#### [YOUR GOAL]
Within the records below, repeat each line exactly but keep every picture out of the copy.
*** INFORMATION SHOWN Section Begins ***
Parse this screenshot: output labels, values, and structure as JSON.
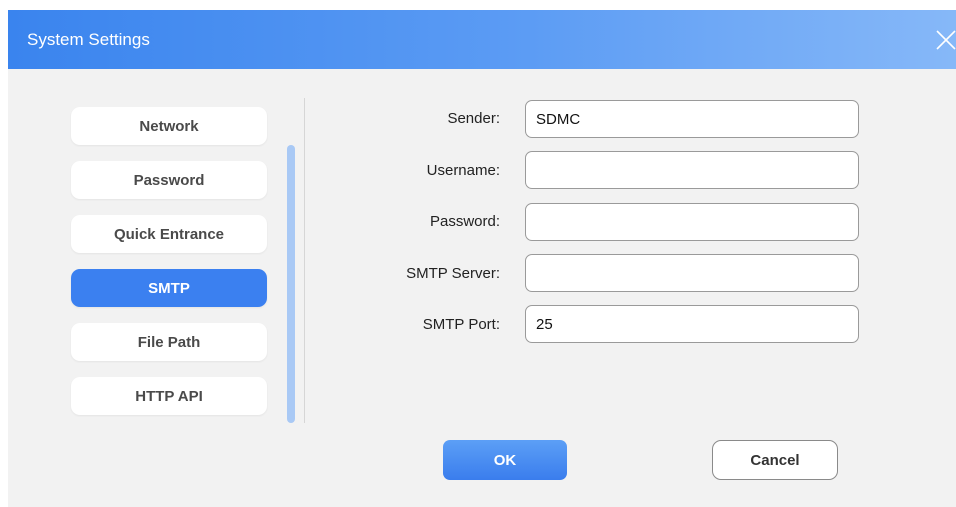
{
  "window": {
    "title": "System Settings",
    "close_icon": "close-icon"
  },
  "sidebar": {
    "items": [
      {
        "label": "Network",
        "active": false
      },
      {
        "label": "Password",
        "active": false
      },
      {
        "label": "Quick Entrance",
        "active": false
      },
      {
        "label": "SMTP",
        "active": true
      },
      {
        "label": "File Path",
        "active": false
      },
      {
        "label": "HTTP API",
        "active": false
      }
    ]
  },
  "form": {
    "sender": {
      "label": "Sender:",
      "value": "SDMC"
    },
    "username": {
      "label": "Username:",
      "value": ""
    },
    "password": {
      "label": "Password:",
      "value": ""
    },
    "smtp_server": {
      "label": "SMTP Server:",
      "value": ""
    },
    "smtp_port": {
      "label": "SMTP Port:",
      "value": "25"
    }
  },
  "actions": {
    "ok_label": "OK",
    "cancel_label": "Cancel"
  },
  "colors": {
    "accent": "#3b80f0",
    "titlebar_start": "#3a84ee",
    "titlebar_end": "#86b8f8",
    "panel_background": "#f2f2f2"
  }
}
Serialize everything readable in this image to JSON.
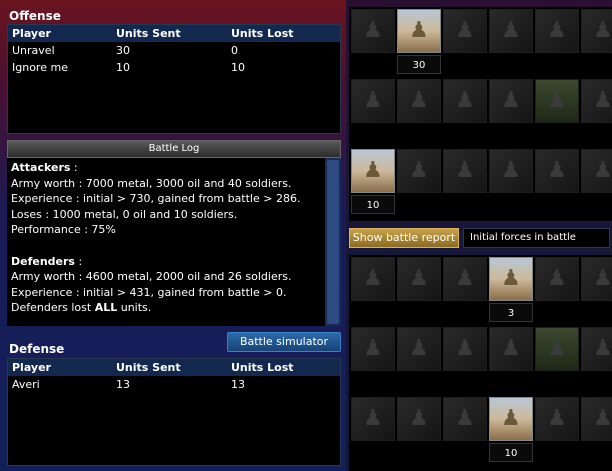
{
  "offense": {
    "title": "Offense",
    "columns": [
      "Player",
      "Units Sent",
      "Units Lost"
    ],
    "rows": [
      {
        "player": "Unravel",
        "sent": "30",
        "lost": "0"
      },
      {
        "player": "Ignore me",
        "sent": "10",
        "lost": "10"
      }
    ]
  },
  "battle_log": {
    "title": "Battle Log",
    "attackers_heading": "Attackers",
    "attackers_suffix": " :",
    "army_worth_a": "Army worth : 7000 metal, 3000 oil and 40 soldiers.",
    "experience_a": "Experience : initial > 730, gained from battle > 286.",
    "loses_a": "Loses : 1000 metal, 0 oil and 10 soldiers.",
    "performance": "Performance : 75%",
    "defenders_heading": "Defenders",
    "defenders_suffix": " :",
    "army_worth_d": "Army worth : 4600 metal, 2000 oil and 26 soldiers.",
    "experience_d": "Experience : initial > 431, gained from battle > 0.",
    "defenders_lost_prefix": "Defenders lost ",
    "defenders_lost_bold": "ALL",
    "defenders_lost_suffix": " units."
  },
  "defense": {
    "title": "Defense",
    "columns": [
      "Player",
      "Units Sent",
      "Units Lost"
    ],
    "rows": [
      {
        "player": "Averi",
        "sent": "13",
        "lost": "13"
      }
    ]
  },
  "buttons": {
    "simulator": "Battle simulator",
    "report": "Show battle report"
  },
  "report_select": {
    "value": "Initial forces in battle"
  },
  "attacker_units": {
    "counts": [
      "",
      "30",
      "",
      "",
      "",
      "",
      "",
      "",
      "",
      "",
      "",
      "",
      "10",
      "",
      "",
      "",
      "",
      ""
    ]
  },
  "defender_units": {
    "counts": [
      "",
      "",
      "",
      "3",
      "",
      "",
      "",
      "",
      "",
      "",
      "",
      "",
      "",
      "",
      "",
      "10",
      "",
      ""
    ]
  }
}
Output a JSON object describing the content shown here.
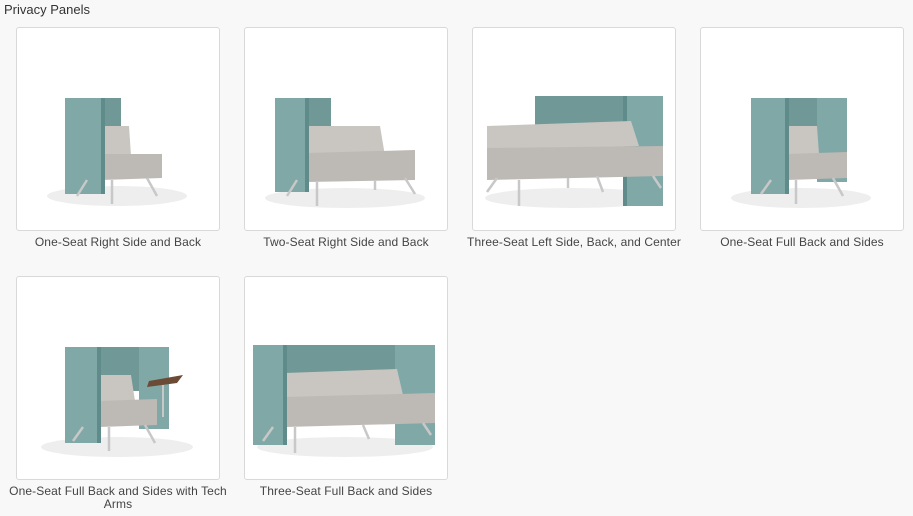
{
  "page": {
    "title": "Privacy Panels"
  },
  "products": [
    {
      "label": "One-Seat Right Side and Back",
      "image": "one-seat-right-side-and-back"
    },
    {
      "label": "Two-Seat Right Side and Back",
      "image": "two-seat-right-side-and-back"
    },
    {
      "label": "Three-Seat Left Side, Back, and Center",
      "image": "three-seat-left-side-back-center"
    },
    {
      "label": "One-Seat Full Back and Sides",
      "image": "one-seat-full-back-and-sides"
    },
    {
      "label": "One-Seat Full Back and Sides with Tech Arms",
      "image": "one-seat-full-back-sides-tech-arms"
    },
    {
      "label": "Three-Seat Full Back and Sides",
      "image": "three-seat-full-back-and-sides"
    }
  ],
  "colors": {
    "panel": "#7fa8a6",
    "panel_dark": "#5f8c8a",
    "upholstery": "#c9c5c1",
    "upholstery_dark": "#aaa6a2",
    "leg": "#c8c8c8",
    "tablet": "#6b4a36"
  }
}
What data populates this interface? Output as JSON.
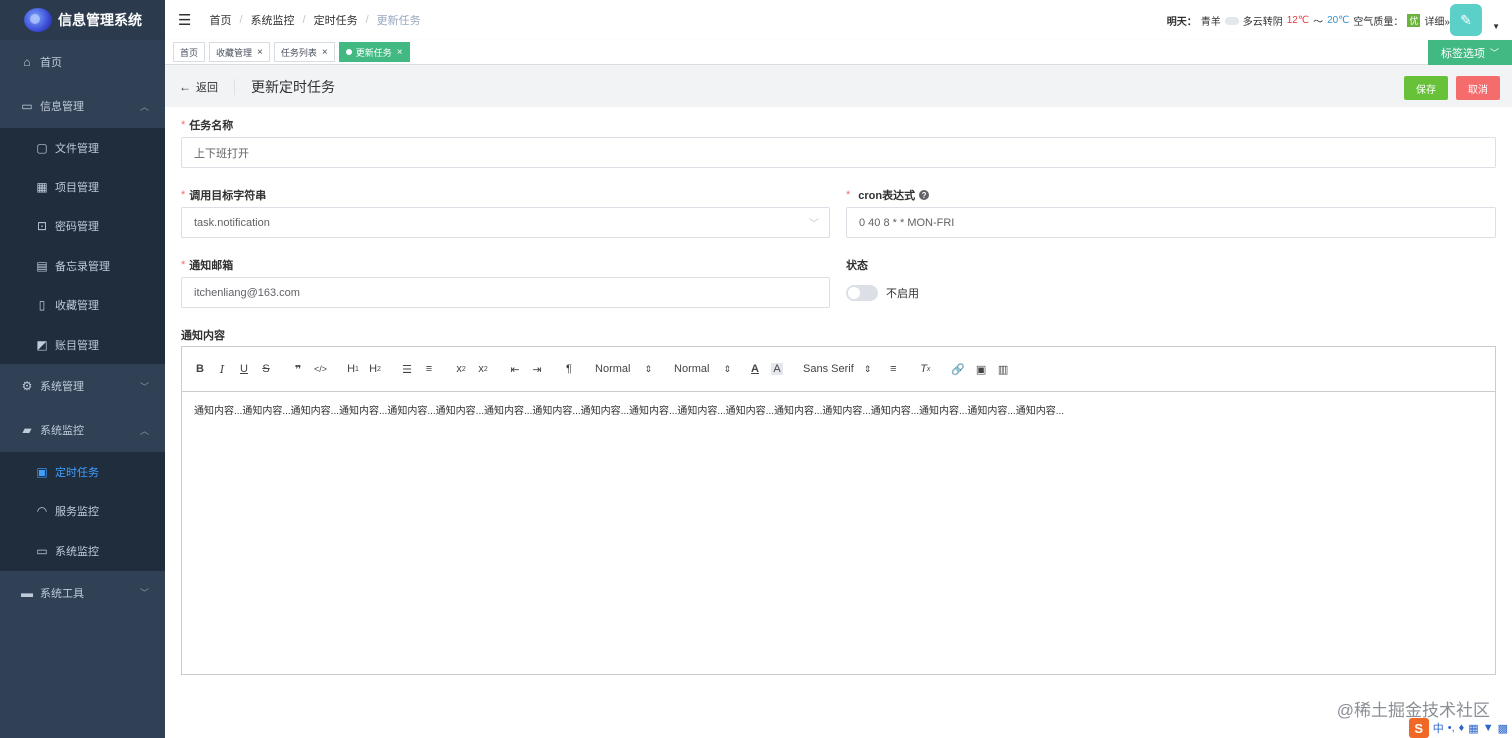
{
  "app": {
    "title": "信息管理系统"
  },
  "sidebar": {
    "home": "首页",
    "info_mgmt": {
      "label": "信息管理",
      "items": [
        "文件管理",
        "项目管理",
        "密码管理",
        "备忘录管理",
        "收藏管理",
        "账目管理"
      ]
    },
    "system_mgmt": "系统管理",
    "system_monitor": {
      "label": "系统监控",
      "items": [
        "定时任务",
        "服务监控",
        "系统监控"
      ]
    },
    "system_tools": "系统工具"
  },
  "header": {
    "breadcrumb": [
      "首页",
      "系统监控",
      "定时任务",
      "更新任务"
    ],
    "weather": {
      "label": "明天：",
      "city": "青羊",
      "condition": "多云转阴",
      "high": "12℃",
      "tilde": "～",
      "low": "20℃",
      "aq_label": "空气质量：",
      "aq_value": "优",
      "detail": "详细»"
    }
  },
  "tags": {
    "items": [
      {
        "label": "首页",
        "closable": false
      },
      {
        "label": "收藏管理",
        "closable": true
      },
      {
        "label": "任务列表",
        "closable": true
      },
      {
        "label": "更新任务",
        "closable": true,
        "active": true
      }
    ],
    "options": "标签选项"
  },
  "page": {
    "back": "返回",
    "title": "更新定时任务",
    "save": "保存",
    "cancel": "取消"
  },
  "form": {
    "task_name": {
      "label": "任务名称",
      "value": "上下班打开"
    },
    "invoke_target": {
      "label": "调用目标字符串",
      "value": "task.notification"
    },
    "cron": {
      "label": "cron表达式",
      "value": "0 40 8 * * MON-FRI"
    },
    "email": {
      "label": "通知邮箱",
      "value": "itchenliang@163.com"
    },
    "status": {
      "label": "状态",
      "value": "不启用",
      "enabled": false
    },
    "content": {
      "label": "通知内容",
      "toolbar": {
        "header": "Normal",
        "size": "Normal",
        "font": "Sans Serif"
      },
      "body": "通知内容...通知内容...通知内容...通知内容...通知内容...通知内容...通知内容...通知内容...通知内容...通知内容...通知内容...通知内容...通知内容...通知内容...通知内容...通知内容...通知内容...通知内容..."
    }
  },
  "watermark": "@稀土掘金技术社区",
  "ime": {
    "brand": "S",
    "lang": "中"
  },
  "colors": {
    "sidebar": "#304156",
    "active": "#409eff",
    "tag_active": "#42b983",
    "save": "#67c23a",
    "cancel": "#f56c6c"
  }
}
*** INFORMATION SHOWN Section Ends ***
#### [RESULT]
Parse this screenshot: output labels, values, and structure as JSON.
{
  "window": {
    "title": "System Settings",
    "close_icon": "close-icon"
  },
  "sidebar": {
    "items": [
      {
        "label": "Network",
        "active": false
      },
      {
        "label": "Password",
        "active": false
      },
      {
        "label": "Quick Entrance",
        "active": false
      },
      {
        "label": "SMTP",
        "active": true
      },
      {
        "label": "File Path",
        "active": false
      },
      {
        "label": "HTTP API",
        "active": false
      }
    ]
  },
  "form": {
    "sender": {
      "label": "Sender:",
      "value": "SDMC"
    },
    "username": {
      "label": "Username:",
      "value": ""
    },
    "password": {
      "label": "Password:",
      "value": ""
    },
    "smtp_server": {
      "label": "SMTP Server:",
      "value": ""
    },
    "smtp_port": {
      "label": "SMTP Port:",
      "value": "25"
    }
  },
  "actions": {
    "ok_label": "OK",
    "cancel_label": "Cancel"
  },
  "colors": {
    "accent": "#3b80f0",
    "titlebar_start": "#3a84ee",
    "titlebar_end": "#86b8f8",
    "panel_background": "#f2f2f2"
  }
}
Serialize everything readable in this image to JSON.
{
  "offense": {
    "title": "Offense",
    "columns": [
      "Player",
      "Units Sent",
      "Units Lost"
    ],
    "rows": [
      {
        "player": "Unravel",
        "sent": "30",
        "lost": "0"
      },
      {
        "player": "Ignore me",
        "sent": "10",
        "lost": "10"
      }
    ]
  },
  "battle_log": {
    "title": "Battle Log",
    "attackers_heading": "Attackers",
    "attackers_suffix": " :",
    "army_worth_a": "Army worth : 7000 metal, 3000 oil and 40 soldiers.",
    "experience_a": "Experience : initial > 730, gained from battle > 286.",
    "loses_a": "Loses : 1000 metal, 0 oil and 10 soldiers.",
    "performance": "Performance : 75%",
    "defenders_heading": "Defenders",
    "defenders_suffix": " :",
    "army_worth_d": "Army worth : 4600 metal, 2000 oil and 26 soldiers.",
    "experience_d": "Experience : initial > 431, gained from battle > 0.",
    "defenders_lost_prefix": "Defenders lost ",
    "defenders_lost_bold": "ALL",
    "defenders_lost_suffix": " units."
  },
  "defense": {
    "title": "Defense",
    "columns": [
      "Player",
      "Units Sent",
      "Units Lost"
    ],
    "rows": [
      {
        "player": "Averi",
        "sent": "13",
        "lost": "13"
      }
    ]
  },
  "buttons": {
    "simulator": "Battle simulator",
    "report": "Show battle report"
  },
  "report_select": {
    "value": "Initial forces in battle"
  },
  "attacker_units": {
    "counts": [
      "",
      "30",
      "",
      "",
      "",
      "",
      "",
      "",
      "",
      "",
      "",
      "",
      "10",
      "",
      "",
      "",
      "",
      ""
    ]
  },
  "defender_units": {
    "counts": [
      "",
      "",
      "",
      "3",
      "",
      "",
      "",
      "",
      "",
      "",
      "",
      "",
      "",
      "",
      "",
      "10",
      "",
      ""
    ]
  }
}
Output a JSON object describing the content shown here.
{
  "page": {
    "title": "Privacy Panels"
  },
  "products": [
    {
      "label": "One-Seat Right Side and Back",
      "image": "one-seat-right-side-and-back"
    },
    {
      "label": "Two-Seat Right Side and Back",
      "image": "two-seat-right-side-and-back"
    },
    {
      "label": "Three-Seat Left Side, Back, and Center",
      "image": "three-seat-left-side-back-center"
    },
    {
      "label": "One-Seat Full Back and Sides",
      "image": "one-seat-full-back-and-sides"
    },
    {
      "label": "One-Seat Full Back and Sides with Tech Arms",
      "image": "one-seat-full-back-sides-tech-arms"
    },
    {
      "label": "Three-Seat Full Back and Sides",
      "image": "three-seat-full-back-and-sides"
    }
  ],
  "colors": {
    "panel": "#7fa8a6",
    "panel_dark": "#5f8c8a",
    "upholstery": "#c9c5c1",
    "upholstery_dark": "#aaa6a2",
    "leg": "#c8c8c8",
    "tablet": "#6b4a36"
  }
}
What data populates this interface? Output as JSON.
{
  "app": {
    "title": "信息管理系统"
  },
  "sidebar": {
    "home": "首页",
    "info_mgmt": {
      "label": "信息管理",
      "items": [
        "文件管理",
        "项目管理",
        "密码管理",
        "备忘录管理",
        "收藏管理",
        "账目管理"
      ]
    },
    "system_mgmt": "系统管理",
    "system_monitor": {
      "label": "系统监控",
      "items": [
        "定时任务",
        "服务监控",
        "系统监控"
      ]
    },
    "system_tools": "系统工具"
  },
  "header": {
    "breadcrumb": [
      "首页",
      "系统监控",
      "定时任务",
      "更新任务"
    ],
    "weather": {
      "label": "明天：",
      "city": "青羊",
      "condition": "多云转阴",
      "high": "12℃",
      "tilde": "～",
      "low": "20℃",
      "aq_label": "空气质量：",
      "aq_value": "优",
      "detail": "详细»"
    }
  },
  "tags": {
    "items": [
      {
        "label": "首页",
        "closable": false
      },
      {
        "label": "收藏管理",
        "closable": true
      },
      {
        "label": "任务列表",
        "closable": true
      },
      {
        "label": "更新任务",
        "closable": true,
        "active": true
      }
    ],
    "options": "标签选项"
  },
  "page": {
    "back": "返回",
    "title": "更新定时任务",
    "save": "保存",
    "cancel": "取消"
  },
  "form": {
    "task_name": {
      "label": "任务名称",
      "value": "上下班打开"
    },
    "invoke_target": {
      "label": "调用目标字符串",
      "value": "task.notification"
    },
    "cron": {
      "label": "cron表达式",
      "value": "0 40 8 * * MON-FRI"
    },
    "email": {
      "label": "通知邮箱",
      "value": "itchenliang@163.com"
    },
    "status": {
      "label": "状态",
      "value": "不启用",
      "enabled": false
    },
    "content": {
      "label": "通知内容",
      "toolbar": {
        "header": "Normal",
        "size": "Normal",
        "font": "Sans Serif"
      },
      "body": "通知内容...通知内容...通知内容...通知内容...通知内容...通知内容...通知内容...通知内容...通知内容...通知内容...通知内容...通知内容...通知内容...通知内容...通知内容...通知内容...通知内容...通知内容..."
    }
  },
  "watermark": "@稀土掘金技术社区",
  "ime": {
    "brand": "S",
    "lang": "中"
  },
  "colors": {
    "sidebar": "#304156",
    "active": "#409eff",
    "tag_active": "#42b983",
    "save": "#67c23a",
    "cancel": "#f56c6c"
  }
}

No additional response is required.